cases, as the decisional line that cuts across them holds in effect that the question of nexus
on the particular facts of each case.
Arbitrator Kesselman's analysis in W.E. Caldwell, supra, is quoted in
Works, p. 896, and provides as follows:
. . .
The Arbitrator finds no basis in the contract or in American
industrial practice to justify a
discharge for misconduct away from the place of work unless:
1.) behavior harms [sic] Company's reputation
or product. . .
2.) behavior renders employee unable to
perform his duties or appear at work, in which
case the discharge would be based upon inefficiency or excessive absenteeism. . .
3.) behavior leads to refusal, reluctance or
inability of other employees to work with him.
. . (foonote citations omitted).
. . .
Factor 1 does not apply since the parties have stipulated that no media reports
identified Steindl as
a District employee and since there is no proof that Steindl's off-duty conduct in any way
affected the District's reputation or the manner in which it provides its educational services.
3 does not apply since the parties have jointly stipulated: "Other Union employees who have
with David Steindl at the main facilities do not object to his return to work."
As for Factor 2, there is no evidence that Steindl's arrest prevented him from
work. To the contrary, the record shows that he continued working from the time of his
arrest to the time of his December 17 suspension. Hence, this is not a case involving
whether an employer had just cause to terminate an employee for being absent.
Factor 2 goes on to provide, however, that just cause exists if the "behavior renders
employee unable to perform his duties. . ." . The arbitral authority cited by the Employer
this standard. Steindl works alone as a custodian and possesses keys to most, if not all,
buildings. It is the District's view that Steindl's conviction for theft renders him
dischargeable for cause
There are two components to the grievant's job; hauling and shuttle. The hauling
the hauling of snow. The job additionally entails maintaining and repairing the physical
buildings, furniture and equipment. I see no nexus to the complained-of conduct relating to

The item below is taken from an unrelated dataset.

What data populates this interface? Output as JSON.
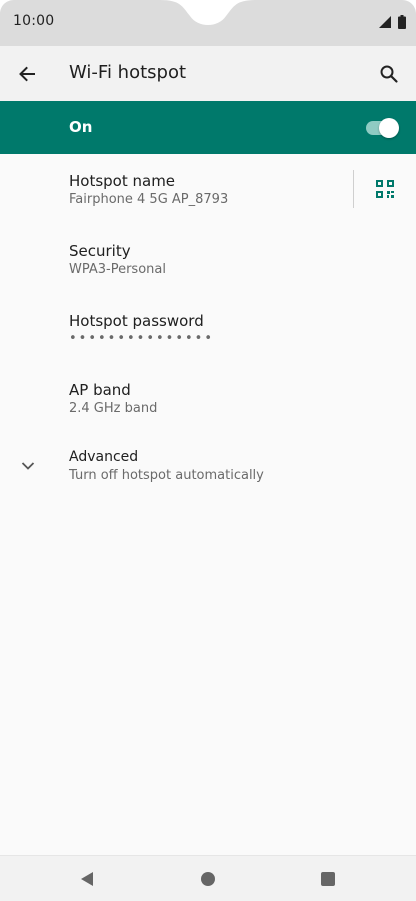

aspect of the job.
The shuttle portion of the job appears to require the grievant to go from building to
on the weekend to check equipment and building security, including doors, windows, and
unsupervised student activity. Other employees secure the buildings. The security aspect of
requires someone who will not pilfer from the buildings he secures. In that respect, the theft
relates to the job. However, that must be kept in context. The record establishes that the
has worked for nearly 12 years without discipline and without any allegation of theft or
misappropriation of school property. Kramer, the grievant's supervisor, was aware of the
for 7-8 months and was not sufficiently alarmed to intervene and/or change Steindl's
There is no applicable work rule involved.
The bottom line here is that Steindl has keys to the buildings. In the overall context
dispute, that is insufficient nexus to justify his termination for conduct away from work.
The grievance is sustained.
The Employer is directed to reinstate the grievant, and make him whole for lost
benefits. The Employer is free to offset the directed backpay with Unemployment
any, and interim earnings, if any. The grievant's record should be expunged of any
reference to this
I will retain jurisdiction for purposes of resolving any dispute as to remedy.
Dated at Madison, Wisconsin this 1st day of November, 2000.